…the other New England colonies and South Carolina had also discovered paper money…Restraint was clearly not available in Rhode Island of South Carolina or even in Massachusetts. Elsewhere, however, it was present to a surprising extent. The Middle Colonies handled paper money with what must now be regarded as astonishing skill and prudence…The first issue of paper money there was by Pennsylvania in 1723. Prices were falling at the time, and trade was depressed. Both recovered, and the issue was stopped.
There appear to have been similar benefits from a second issue in 1729; the course of business and prices in England in the same years suggests that, in the absence of such action, prices would have continued down. Similar issues produced similarly satisfactory results in New York, New Jersey, Delaware and Maryland. As in Pennsylvania, all knew the virtue of moderation. (Galbraith, pp. 52-53)
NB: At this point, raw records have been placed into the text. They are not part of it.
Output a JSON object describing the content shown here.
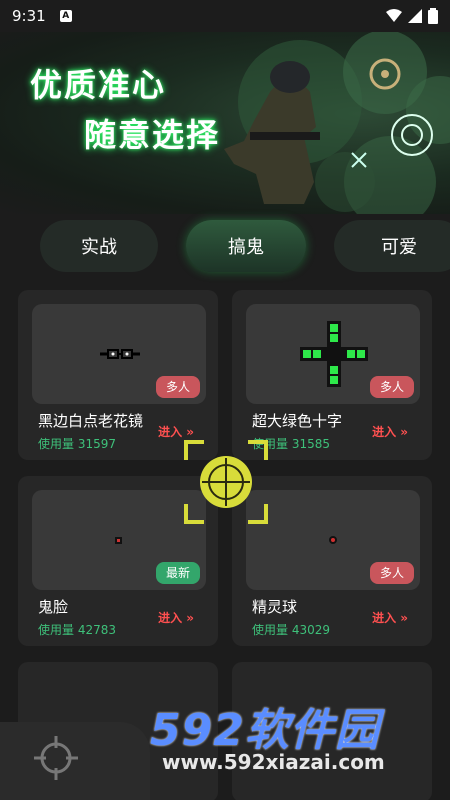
{
  "status": {
    "time": "9:31",
    "badge": "A"
  },
  "banner": {
    "line1": "优质准心",
    "line2": "随意选择"
  },
  "tabs": [
    {
      "label": "实战",
      "selected": false
    },
    {
      "label": "搞鬼",
      "selected": true
    },
    {
      "label": "可爱",
      "selected": false
    }
  ],
  "cards": [
    {
      "name": "黑边白点老花镜",
      "usage": "使用量 31597",
      "tag": "多人",
      "tag_color": "#c9565c",
      "enter": "进入 »"
    },
    {
      "name": "超大绿色十字",
      "usage": "使用量 31585",
      "tag": "多人",
      "tag_color": "#c9565c",
      "enter": "进入 »"
    },
    {
      "name": "鬼脸",
      "usage": "使用量 42783",
      "tag": "最新",
      "tag_color": "#33a66b",
      "enter": "进入 »"
    },
    {
      "name": "精灵球",
      "usage": "使用量 43029",
      "tag": "多人",
      "tag_color": "#c9565c",
      "enter": "进入 »"
    }
  ],
  "watermark": {
    "big": "592软件园",
    "small": "www.592xiazai.com"
  },
  "colors": {
    "accent_green": "#3ec07a",
    "enter_red": "#ff5050",
    "fab_yellow": "#d8dc3a"
  }
}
Perhaps the most intriguing experiment was done by the state of Maryland. It had a combination of what looks like a UBI scheme, coupled with a public banking system (à la North Dakota):
The most engaging experiment was in Maryland. Elsewhere the notes were put into circulation by the simple device of using them to pay public expenses. Maryland, in contrast, declared a dividend of thirty shillings to each taxable citizen and, in addition, established a loan office where worthy farmers and businessmen could obtain an added supply which they were required to repay.
Remarkably, this dividend was a one-time thing; as in the other Middle Colonies the notes so issued were ultimately redeemed in hard money. A near contemporary historian with a near-gift for metaphor credited the experiment with ‘feeding the flame of industry that began to kindle’. A much later student has concluded that ‘this was the most successful paper money issued by any of the colonies’.
Two centuries later during the Great Depression a British soldier turned economic prophet, Major C.H. Douglas, made very nearly the same proposal. This was Social Credit. Save in much distant precincts as the Canadian Prairies, he acquired general disesteem as a monetary crank. He was two hundred years too late. (Galbraith, pp. 53-54)
Interestingly, we see some of those ideas once again being floated once again today.
As Galbraith notes, later economic historians would focus exclusively on the failures of such early experiments, and deliberately ignore the places were it was successful. Much of this was based on the “gold is real money” ideology, along with the ideas around the “inherent profligacy of governments” which would invariably cause inflation. In other words, the groupthink of the economics priesthood:
Towards the end of the nineteenth century expanding university facilities, an increased interest in the past and a pressing need for subjects on which to do doctoral theses and other scholarly research all led to a greatly expanded exploration of colonial economic history. By then, among historians and economists, the gold standard had become an article of the highest faith. Their research did not subordinate faith to fact.
By what amounted to a tacit understanding between right-thinking men the abandoned tendencies of Rhode Island, Massachusetts and South Carolina were taken to epitomize the colonial monetary experience. The different experience of the Middle Colonies was simply ignored.
A leading modern student of colonial monetary experience has noted that: ‘One looks in vain for any discussion of these satisfactory currency experiments in the standard works on American monetary and financial history.’ Another has concluded that ‘…generations of historical scholarship have fostered a mistaken impression of the monetary practices of the colonies’. (Galbraith, pp. 54-55)
History repeats itself: today we once again have an economics caste wedded to orthodoxy and unwilling to consider alternative points of view. The MMT school of economics is fighting a lonely battle against this tendency today.